I caught a glance of the pigs way out in a back field, eating the neighbours soy beans but still no cows, no kids except the kid in the back holding on to the handle for dear life.
I found myself back on the road again and spotted our Jamaican migrant neighbour out in the field with the tractor.
I jumped out of the van and furiously waved and jumped up and down. Finally some help. Spouting out something about cows escaping, I realized how crumpled and cooky I must look.
To my disbelief, the Jamaican refused to help telling me something about his boss being nearby. This was an emergency! I was so mad at him. I gave him a haughty look, and jumped back into my van/off road vehicle and took off to the other neighbours. I sped into their driveway with my horn blasting again.
The neighbour came running out, with a friend close behind him. "The cows!" I gasped. "The cows..I need help."
These men, in a calm demeanour got into their van and followed me.
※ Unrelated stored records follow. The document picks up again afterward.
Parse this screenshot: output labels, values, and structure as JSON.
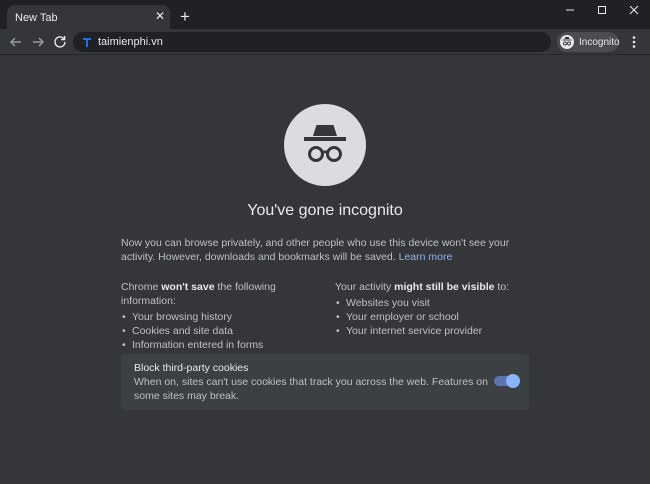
{
  "tab": {
    "title": "New Tab",
    "close_glyph": "✕"
  },
  "new_tab_glyph": "+",
  "window_controls": {
    "minimize": "—",
    "maximize": "☐",
    "close": "✕"
  },
  "toolbar": {
    "back_icon": "back-arrow-icon",
    "forward_icon": "forward-arrow-icon",
    "reload_icon": "reload-icon",
    "url": "taimienphi.vn",
    "profile_label": "Incognito",
    "menu_icon": "kebab-menu-icon"
  },
  "incognito": {
    "headline": "You've gone incognito",
    "intro_text": "Now you can browse privately, and other people who use this device won't see your activity. However, downloads and bookmarks will be saved.",
    "learn_more": "Learn more",
    "left_head_pre": "Chrome ",
    "left_head_bold": "won't save",
    "left_head_post": " the following information:",
    "left_items": [
      "Your browsing history",
      "Cookies and site data",
      "Information entered in forms"
    ],
    "right_head_pre": "Your activity ",
    "right_head_bold": "might still be visible",
    "right_head_post": " to:",
    "right_items": [
      "Websites you visit",
      "Your employer or school",
      "Your internet service provider"
    ],
    "cookies_title": "Block third-party cookies",
    "cookies_desc": "When on, sites can't use cookies that track you across the web. Features on some sites may break.",
    "cookies_toggle_on": true
  },
  "colors": {
    "frame": "#202124",
    "toolbar": "#35363a",
    "accent_link": "#8ab4f8",
    "card": "#3c4043"
  }
}
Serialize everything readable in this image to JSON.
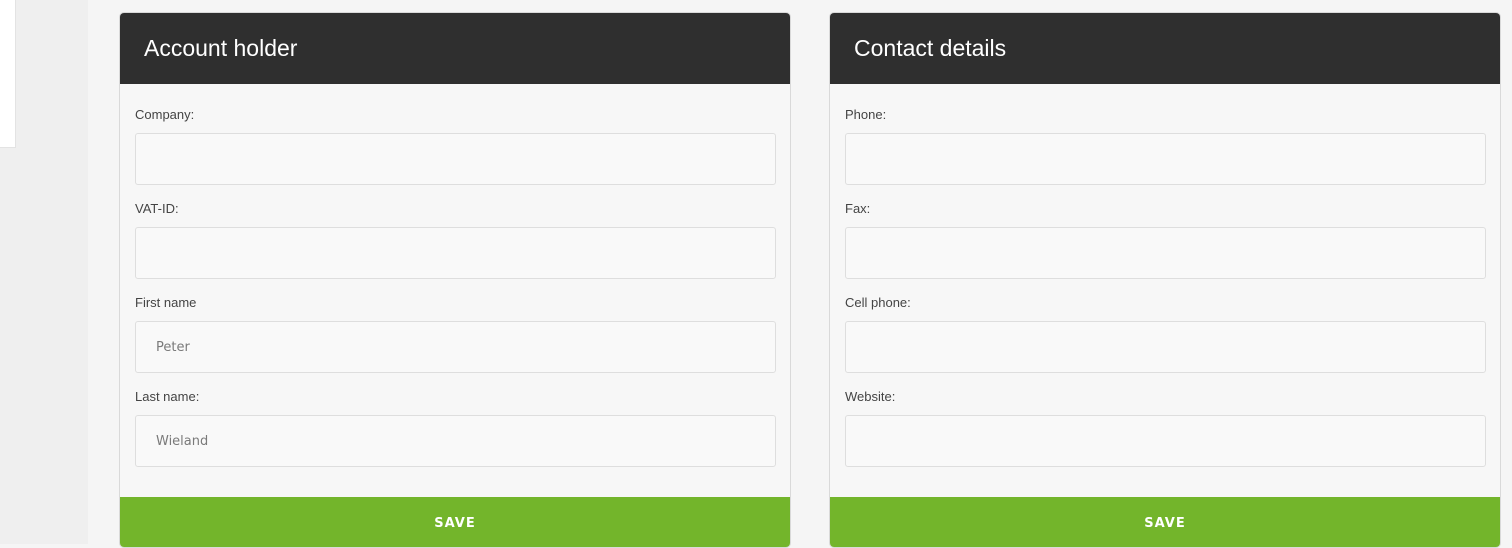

I was frantic searching for cows and kids I couldn't find.
We decided to go back to homebase and met Adam also arriving at our driveway.
As we ran breathless to the back field, there stood Liam, calmly. The cows were in front of him, waiting to be led into the gate.
It was a sight to behold.
As I was panicked, running around chasing after cows I couldn't find, Liam had managed to round up the cows and lead them to the back gate.
Andrew came running up to us, "I was mooing my lungs out on that hill! It was my loud mooing sounds that made the cows come back!"
What relief!
Now for the pigs.
We jumped back into the vans and headed to the fields where I had last seen them.
With a scoop of food, Adam led the pigs through the back fields and along the rows of grapes while we used a stick or shovel or whatever happened to be long and sturdy and walked beside the pigs keeping them in line.
We walked through the back yard of my parents thinking that if the were home and saw this sight they would never stop laughing.
By this time I was toast, our neighbour and his friend had sweat chasing down their faces, but we were on our way home.
After the gate closed and we gave our sincere appreciation to our neighbour and his friend,
I headed back inside and fell flat onto the couch where I remained for the next two hours. Recovering.